» What needs to be done
For each line of the listing below that contains the string "kind", copy the line.

··· Information shown ···

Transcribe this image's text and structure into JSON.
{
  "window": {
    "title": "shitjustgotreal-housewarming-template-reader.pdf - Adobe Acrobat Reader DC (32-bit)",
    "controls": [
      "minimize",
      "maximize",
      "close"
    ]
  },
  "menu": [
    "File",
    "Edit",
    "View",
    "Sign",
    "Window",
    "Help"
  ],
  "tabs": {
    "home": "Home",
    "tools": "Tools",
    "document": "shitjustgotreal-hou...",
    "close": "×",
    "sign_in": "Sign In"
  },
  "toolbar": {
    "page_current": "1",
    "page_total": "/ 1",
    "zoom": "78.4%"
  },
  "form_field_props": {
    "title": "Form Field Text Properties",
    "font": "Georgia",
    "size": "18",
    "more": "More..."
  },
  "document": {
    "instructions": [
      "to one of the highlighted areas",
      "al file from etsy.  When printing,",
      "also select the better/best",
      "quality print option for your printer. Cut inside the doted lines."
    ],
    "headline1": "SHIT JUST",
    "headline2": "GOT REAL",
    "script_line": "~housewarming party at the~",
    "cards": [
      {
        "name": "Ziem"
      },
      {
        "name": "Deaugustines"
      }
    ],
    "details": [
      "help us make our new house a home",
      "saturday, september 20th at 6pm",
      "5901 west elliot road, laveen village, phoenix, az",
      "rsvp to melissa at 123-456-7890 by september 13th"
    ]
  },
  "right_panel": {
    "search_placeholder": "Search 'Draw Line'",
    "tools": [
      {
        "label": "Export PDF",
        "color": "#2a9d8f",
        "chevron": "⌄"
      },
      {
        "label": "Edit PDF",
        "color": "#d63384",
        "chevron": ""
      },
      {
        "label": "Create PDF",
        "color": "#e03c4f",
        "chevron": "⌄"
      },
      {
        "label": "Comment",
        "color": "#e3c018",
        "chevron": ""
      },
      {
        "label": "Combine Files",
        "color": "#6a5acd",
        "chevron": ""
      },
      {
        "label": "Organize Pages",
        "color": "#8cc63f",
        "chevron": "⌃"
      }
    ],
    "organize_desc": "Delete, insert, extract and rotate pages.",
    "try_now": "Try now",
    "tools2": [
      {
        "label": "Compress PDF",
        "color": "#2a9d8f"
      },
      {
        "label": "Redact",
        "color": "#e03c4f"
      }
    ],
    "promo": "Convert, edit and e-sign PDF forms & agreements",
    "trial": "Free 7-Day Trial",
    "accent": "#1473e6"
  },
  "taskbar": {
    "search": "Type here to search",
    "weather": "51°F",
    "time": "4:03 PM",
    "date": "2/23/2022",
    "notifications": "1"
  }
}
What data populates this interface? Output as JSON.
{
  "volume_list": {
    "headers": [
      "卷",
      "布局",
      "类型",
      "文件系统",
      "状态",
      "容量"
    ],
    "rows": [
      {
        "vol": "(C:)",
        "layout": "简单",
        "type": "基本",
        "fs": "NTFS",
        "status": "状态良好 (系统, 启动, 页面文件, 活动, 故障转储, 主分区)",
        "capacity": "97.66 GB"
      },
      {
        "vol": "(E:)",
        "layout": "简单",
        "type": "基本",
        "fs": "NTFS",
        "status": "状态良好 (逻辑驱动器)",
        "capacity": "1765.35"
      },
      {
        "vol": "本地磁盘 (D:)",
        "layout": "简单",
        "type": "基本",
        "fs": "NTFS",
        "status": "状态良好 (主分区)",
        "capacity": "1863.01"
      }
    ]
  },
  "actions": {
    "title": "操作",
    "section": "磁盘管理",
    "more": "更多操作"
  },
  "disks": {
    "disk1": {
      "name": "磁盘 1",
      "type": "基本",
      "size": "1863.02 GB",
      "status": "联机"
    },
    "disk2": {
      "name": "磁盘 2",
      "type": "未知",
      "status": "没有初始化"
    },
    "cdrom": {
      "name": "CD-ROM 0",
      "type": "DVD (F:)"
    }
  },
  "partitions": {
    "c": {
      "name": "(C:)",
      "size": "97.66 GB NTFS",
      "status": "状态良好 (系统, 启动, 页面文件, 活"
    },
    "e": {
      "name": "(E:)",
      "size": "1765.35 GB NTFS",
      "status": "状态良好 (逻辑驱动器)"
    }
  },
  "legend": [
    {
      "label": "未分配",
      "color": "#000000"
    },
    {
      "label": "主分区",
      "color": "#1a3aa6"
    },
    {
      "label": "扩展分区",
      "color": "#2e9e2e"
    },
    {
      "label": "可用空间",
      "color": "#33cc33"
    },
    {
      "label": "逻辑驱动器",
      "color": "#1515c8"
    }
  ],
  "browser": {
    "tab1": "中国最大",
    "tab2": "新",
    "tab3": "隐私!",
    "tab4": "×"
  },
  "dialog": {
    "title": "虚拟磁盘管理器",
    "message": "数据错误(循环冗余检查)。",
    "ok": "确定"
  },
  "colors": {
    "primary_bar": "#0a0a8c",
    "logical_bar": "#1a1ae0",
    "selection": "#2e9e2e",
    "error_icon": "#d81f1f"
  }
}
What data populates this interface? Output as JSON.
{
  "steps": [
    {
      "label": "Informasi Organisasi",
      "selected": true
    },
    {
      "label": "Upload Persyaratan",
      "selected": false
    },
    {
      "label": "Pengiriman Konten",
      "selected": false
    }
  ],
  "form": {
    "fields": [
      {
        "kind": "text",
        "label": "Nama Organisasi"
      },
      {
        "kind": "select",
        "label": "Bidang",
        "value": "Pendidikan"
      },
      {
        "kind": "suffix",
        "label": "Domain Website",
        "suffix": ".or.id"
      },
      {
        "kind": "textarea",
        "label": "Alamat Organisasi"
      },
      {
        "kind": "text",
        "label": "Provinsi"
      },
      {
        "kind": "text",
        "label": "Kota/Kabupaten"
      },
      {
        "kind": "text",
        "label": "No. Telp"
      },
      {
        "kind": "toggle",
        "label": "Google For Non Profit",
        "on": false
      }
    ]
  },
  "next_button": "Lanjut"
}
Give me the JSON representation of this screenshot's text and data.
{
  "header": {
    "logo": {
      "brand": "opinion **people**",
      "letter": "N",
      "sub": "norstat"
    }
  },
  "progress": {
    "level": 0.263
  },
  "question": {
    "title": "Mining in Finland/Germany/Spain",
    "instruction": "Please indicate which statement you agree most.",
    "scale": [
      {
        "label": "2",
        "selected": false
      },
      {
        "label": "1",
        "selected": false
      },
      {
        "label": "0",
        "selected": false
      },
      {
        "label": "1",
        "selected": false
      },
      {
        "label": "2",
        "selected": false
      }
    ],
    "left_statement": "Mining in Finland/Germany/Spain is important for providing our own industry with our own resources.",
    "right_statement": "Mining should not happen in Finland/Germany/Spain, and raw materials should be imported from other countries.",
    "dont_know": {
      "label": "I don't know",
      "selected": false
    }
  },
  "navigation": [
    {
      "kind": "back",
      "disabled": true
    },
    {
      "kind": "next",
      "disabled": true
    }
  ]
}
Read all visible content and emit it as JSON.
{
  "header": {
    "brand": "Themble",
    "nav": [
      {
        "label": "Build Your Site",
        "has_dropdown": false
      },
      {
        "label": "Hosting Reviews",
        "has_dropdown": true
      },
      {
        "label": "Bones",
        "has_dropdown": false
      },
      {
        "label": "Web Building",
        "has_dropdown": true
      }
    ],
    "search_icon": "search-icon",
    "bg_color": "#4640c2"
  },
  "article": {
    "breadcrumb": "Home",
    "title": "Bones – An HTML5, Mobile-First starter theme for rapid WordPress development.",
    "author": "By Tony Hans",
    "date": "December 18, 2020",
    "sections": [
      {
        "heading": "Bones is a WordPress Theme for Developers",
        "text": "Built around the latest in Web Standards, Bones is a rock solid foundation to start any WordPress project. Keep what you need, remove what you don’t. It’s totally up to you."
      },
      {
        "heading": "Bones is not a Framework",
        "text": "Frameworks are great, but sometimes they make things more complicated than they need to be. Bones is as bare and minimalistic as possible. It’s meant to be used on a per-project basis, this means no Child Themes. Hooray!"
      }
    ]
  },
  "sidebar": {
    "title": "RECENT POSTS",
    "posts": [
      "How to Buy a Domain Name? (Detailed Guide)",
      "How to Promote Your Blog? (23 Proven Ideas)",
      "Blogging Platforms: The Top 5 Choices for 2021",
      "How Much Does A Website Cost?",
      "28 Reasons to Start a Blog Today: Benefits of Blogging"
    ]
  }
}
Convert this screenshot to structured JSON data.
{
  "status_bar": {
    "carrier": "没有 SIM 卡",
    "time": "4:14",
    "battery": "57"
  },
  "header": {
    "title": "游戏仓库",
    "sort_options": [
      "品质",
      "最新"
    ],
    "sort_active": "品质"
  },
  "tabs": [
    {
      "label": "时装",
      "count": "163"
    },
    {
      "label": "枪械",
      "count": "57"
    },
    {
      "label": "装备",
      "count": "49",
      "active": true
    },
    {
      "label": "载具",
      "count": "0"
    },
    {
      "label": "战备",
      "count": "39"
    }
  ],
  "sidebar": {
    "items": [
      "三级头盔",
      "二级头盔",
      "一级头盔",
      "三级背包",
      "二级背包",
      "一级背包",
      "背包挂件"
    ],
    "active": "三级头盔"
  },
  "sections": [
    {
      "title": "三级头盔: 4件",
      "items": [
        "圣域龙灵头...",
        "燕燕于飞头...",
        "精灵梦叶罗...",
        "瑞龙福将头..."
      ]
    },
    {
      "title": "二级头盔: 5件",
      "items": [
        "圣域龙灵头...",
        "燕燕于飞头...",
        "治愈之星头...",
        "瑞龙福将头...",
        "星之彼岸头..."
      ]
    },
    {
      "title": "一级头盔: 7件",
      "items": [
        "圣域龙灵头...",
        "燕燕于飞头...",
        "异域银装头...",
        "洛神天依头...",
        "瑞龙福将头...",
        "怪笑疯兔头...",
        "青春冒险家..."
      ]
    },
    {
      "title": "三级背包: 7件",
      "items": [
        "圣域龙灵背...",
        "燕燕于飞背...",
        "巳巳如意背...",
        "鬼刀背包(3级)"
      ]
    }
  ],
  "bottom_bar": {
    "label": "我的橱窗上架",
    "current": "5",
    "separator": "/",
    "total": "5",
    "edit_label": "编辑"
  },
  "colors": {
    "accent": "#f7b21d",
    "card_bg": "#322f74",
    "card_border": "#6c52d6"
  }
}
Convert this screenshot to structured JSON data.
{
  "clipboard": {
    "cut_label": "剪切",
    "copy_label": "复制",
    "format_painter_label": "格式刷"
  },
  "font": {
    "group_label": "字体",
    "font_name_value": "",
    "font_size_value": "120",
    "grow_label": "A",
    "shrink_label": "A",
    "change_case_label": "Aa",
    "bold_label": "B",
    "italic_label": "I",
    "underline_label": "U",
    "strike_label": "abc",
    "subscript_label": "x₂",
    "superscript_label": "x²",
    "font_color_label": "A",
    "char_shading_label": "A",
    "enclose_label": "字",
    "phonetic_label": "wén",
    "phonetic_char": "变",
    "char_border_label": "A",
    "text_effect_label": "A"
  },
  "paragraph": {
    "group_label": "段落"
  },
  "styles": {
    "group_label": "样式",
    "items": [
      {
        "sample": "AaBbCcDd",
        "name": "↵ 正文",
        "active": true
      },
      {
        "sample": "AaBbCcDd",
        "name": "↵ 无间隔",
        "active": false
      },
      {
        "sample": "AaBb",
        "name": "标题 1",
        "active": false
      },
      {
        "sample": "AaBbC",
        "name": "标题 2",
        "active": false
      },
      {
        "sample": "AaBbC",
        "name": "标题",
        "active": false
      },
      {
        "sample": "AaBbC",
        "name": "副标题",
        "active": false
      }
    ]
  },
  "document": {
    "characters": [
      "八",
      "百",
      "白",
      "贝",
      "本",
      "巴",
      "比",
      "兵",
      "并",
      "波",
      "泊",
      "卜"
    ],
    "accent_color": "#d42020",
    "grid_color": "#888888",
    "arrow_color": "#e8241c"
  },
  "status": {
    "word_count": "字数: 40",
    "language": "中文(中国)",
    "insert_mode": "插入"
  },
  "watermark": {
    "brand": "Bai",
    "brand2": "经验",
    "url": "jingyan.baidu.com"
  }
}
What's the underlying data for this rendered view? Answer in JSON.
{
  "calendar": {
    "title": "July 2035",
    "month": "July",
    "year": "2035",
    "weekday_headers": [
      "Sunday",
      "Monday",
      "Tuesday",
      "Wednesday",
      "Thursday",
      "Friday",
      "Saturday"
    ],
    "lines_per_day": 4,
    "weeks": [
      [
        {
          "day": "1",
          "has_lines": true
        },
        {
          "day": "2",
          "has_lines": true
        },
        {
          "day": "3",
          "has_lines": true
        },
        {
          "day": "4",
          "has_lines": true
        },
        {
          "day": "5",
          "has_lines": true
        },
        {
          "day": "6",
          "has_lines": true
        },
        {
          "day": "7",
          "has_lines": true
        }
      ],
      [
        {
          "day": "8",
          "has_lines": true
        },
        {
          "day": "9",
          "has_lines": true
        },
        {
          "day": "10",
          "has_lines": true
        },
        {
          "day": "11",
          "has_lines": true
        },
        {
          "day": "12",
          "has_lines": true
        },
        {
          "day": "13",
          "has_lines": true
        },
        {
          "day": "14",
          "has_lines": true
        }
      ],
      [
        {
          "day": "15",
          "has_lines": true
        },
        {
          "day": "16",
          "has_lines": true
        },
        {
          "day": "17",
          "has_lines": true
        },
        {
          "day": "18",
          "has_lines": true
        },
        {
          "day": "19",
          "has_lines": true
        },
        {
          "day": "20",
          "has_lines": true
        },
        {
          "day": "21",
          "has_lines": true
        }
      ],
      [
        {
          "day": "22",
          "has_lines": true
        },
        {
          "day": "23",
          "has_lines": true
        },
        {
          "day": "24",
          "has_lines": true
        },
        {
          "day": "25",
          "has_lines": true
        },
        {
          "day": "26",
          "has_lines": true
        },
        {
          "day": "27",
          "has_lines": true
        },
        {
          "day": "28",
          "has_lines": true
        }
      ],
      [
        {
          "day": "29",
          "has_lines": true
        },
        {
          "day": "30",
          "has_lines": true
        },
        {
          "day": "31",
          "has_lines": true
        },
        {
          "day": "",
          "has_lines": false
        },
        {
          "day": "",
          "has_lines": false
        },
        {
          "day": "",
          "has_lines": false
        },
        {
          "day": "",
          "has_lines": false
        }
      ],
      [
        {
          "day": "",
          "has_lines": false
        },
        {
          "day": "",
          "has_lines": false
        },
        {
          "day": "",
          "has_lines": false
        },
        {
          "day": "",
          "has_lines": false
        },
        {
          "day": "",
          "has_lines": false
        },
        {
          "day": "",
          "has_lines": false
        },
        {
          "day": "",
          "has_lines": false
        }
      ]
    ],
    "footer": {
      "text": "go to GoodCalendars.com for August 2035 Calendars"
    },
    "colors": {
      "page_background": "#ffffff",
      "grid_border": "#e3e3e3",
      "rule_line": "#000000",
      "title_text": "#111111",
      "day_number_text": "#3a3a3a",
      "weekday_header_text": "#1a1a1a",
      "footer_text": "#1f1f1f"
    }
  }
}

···

» Answer box
        "kind": "text",
        "kind": "select",
        "kind": "suffix",
        "kind": "textarea",
        "kind": "text",
        "kind": "text",
        "kind": "text",
        "kind": "toggle",
      "kind": "back",
      "kind": "next",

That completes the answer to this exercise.